I have on my office shelf a carving from Ecuador of the Shepherd carrying the lost sheep back to the fold.  I think that was a beautiful moment when the shepherd, with deliberate effort, finds the lost sheep and hoists it to his shoulders and carries it home. That is what Jesus does for us. He did that on the cross when he carried our sins on his shoulders. The Apostle Peter said it like this: “He himself bore our sins in his body on the tree, so that we might die to sins and live for righteousness; by his wounds you have been healed. For you were like sheep going astray, but now you have returned to the Shepherd and Overseer of your souls” (1 Pet 2:24-25).

Pastor Peter Lewis and his wife, Valerie, were reading through the love messages published in their local paper on Valentine’s Day. They came across a touching note from some adult children to their parents.  The message was short and sweet.  It read: “The rebels failed, for our Utopia was the home we fought to leave.”  Have you been lost from your Heavenly Father? Maybe it’s time to go back home. His arms are wide open and waiting to receive you.

Friday, January 6, 2017

My House Shall Be Filled

In the parable of The Great Banquet (Luke 14:15-24) Jesus talks about the real reason people reject Christ. It is certainly not the lame excuses they offer as they did in the parable. It is that they have no appetite for spiritual things. They have no appetite for Christ. They feel no conviction to examine their life in the light of what the Bible says. It seems incredible that people would turn down the offer of God’s forgiveness, peace and eternal life, but they do. It is because there is a problem with their ability to actually think straight. They have learned to think almost entirely about this earth and the temporal stuff they love leaving them almost no ability at all to think about eternal things.

In the parable the servant came back and reported that the invitations were being ignored, so the master ordered his servant to go out quickly into the streets and alleys of the town and bring in the poor. He said bring them even if they are crippled, blind, or lame, or in other words bring in the outcasts.

The servant came back and reported what you ordered has been done, but there is still room. Then the master told his servant, “Go out to the roads and country lanes and make them come in, so that my house will be full” (Luke 14:22-23). This is a missions statement if there ever was one. According to the U.S. State Department there are 196 official countries in the world that speak over 6,900 languages. Jesus is making clear that there will always be people that will respond to the invitation. When one group doesn’t, he sends his servants out in the remote areas of the world where someone will be glad to hear the news. This parable underscores The Great Commission that Jesus gave to the church to go, make, baptize and teach in all the world.

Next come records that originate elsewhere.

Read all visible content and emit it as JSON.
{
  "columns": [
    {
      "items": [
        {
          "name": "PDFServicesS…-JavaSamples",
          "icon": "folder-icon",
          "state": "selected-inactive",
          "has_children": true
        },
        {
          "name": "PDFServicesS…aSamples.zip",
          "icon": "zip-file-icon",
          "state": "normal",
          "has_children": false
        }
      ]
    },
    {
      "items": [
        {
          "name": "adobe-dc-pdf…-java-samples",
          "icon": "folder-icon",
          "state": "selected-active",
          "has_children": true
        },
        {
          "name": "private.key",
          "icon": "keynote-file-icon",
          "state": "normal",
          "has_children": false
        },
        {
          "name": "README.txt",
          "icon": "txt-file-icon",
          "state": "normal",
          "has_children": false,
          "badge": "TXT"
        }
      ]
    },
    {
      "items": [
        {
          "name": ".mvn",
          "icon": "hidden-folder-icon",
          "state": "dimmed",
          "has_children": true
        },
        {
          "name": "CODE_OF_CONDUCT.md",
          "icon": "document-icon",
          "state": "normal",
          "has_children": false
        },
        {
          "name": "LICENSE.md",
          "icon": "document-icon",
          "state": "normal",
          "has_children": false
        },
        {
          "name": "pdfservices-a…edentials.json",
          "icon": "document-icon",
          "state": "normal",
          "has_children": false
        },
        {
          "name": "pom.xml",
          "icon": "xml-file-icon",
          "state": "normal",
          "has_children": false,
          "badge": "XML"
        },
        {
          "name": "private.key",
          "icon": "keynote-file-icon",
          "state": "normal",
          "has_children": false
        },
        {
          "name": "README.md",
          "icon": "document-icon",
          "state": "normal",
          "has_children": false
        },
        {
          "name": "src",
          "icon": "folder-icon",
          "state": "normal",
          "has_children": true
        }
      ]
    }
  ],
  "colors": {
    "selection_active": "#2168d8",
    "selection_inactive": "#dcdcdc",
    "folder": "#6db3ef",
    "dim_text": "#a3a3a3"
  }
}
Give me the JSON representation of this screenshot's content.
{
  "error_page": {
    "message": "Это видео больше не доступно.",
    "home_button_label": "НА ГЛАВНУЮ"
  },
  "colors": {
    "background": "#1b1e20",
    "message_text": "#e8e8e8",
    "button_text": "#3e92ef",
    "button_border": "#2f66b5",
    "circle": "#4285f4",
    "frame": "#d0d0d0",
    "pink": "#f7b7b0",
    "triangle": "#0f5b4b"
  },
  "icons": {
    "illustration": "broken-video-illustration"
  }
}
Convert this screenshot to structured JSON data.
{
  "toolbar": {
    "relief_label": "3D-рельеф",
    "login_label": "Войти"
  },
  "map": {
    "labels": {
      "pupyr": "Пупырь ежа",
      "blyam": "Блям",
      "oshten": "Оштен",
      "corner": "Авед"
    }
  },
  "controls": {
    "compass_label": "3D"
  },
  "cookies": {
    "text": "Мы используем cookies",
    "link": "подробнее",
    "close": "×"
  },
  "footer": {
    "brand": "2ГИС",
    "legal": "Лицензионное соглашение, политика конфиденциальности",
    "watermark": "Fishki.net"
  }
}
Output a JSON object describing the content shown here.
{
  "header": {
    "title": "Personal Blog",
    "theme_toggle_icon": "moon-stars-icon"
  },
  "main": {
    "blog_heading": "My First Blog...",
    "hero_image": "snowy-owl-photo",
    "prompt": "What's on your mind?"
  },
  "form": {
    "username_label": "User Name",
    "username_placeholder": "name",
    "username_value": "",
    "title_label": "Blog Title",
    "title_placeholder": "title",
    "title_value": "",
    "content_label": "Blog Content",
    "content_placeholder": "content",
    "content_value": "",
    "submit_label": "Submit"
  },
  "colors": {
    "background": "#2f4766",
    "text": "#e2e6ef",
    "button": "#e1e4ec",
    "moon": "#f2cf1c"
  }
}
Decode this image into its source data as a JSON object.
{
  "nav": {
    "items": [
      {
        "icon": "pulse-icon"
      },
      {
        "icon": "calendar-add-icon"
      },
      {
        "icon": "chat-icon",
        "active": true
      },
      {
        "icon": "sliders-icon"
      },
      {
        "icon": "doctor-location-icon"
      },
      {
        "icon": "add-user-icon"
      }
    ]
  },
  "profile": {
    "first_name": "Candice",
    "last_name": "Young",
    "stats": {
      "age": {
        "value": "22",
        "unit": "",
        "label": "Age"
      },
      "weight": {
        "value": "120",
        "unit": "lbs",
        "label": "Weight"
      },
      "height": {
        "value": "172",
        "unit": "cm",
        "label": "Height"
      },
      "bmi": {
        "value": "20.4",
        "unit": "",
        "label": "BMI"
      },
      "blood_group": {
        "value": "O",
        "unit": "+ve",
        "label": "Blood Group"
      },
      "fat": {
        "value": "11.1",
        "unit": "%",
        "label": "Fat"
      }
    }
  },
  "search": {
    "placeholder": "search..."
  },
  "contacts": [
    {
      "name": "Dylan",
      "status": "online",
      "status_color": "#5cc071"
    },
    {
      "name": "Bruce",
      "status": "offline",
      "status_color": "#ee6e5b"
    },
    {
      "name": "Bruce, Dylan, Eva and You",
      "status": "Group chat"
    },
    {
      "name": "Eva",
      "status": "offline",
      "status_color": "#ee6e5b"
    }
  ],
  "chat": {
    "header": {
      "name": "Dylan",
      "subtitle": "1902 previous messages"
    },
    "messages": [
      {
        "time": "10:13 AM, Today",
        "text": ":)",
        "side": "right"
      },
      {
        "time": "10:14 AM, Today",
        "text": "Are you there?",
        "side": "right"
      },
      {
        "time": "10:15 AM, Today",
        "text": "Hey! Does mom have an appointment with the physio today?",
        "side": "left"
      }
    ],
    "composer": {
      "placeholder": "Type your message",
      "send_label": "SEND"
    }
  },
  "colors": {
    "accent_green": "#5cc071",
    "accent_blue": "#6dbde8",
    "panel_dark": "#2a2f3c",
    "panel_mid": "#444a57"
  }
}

The parable speaks to us of the danger of people rejecting the message of the Gospel the way the religious leaders did in Jesus’ day. However, it also speaks to us of the need to take the message to everyone so that God’s House will be filled. This is a clear picture of how much God loves the world and wants them to come to his eternal banquet.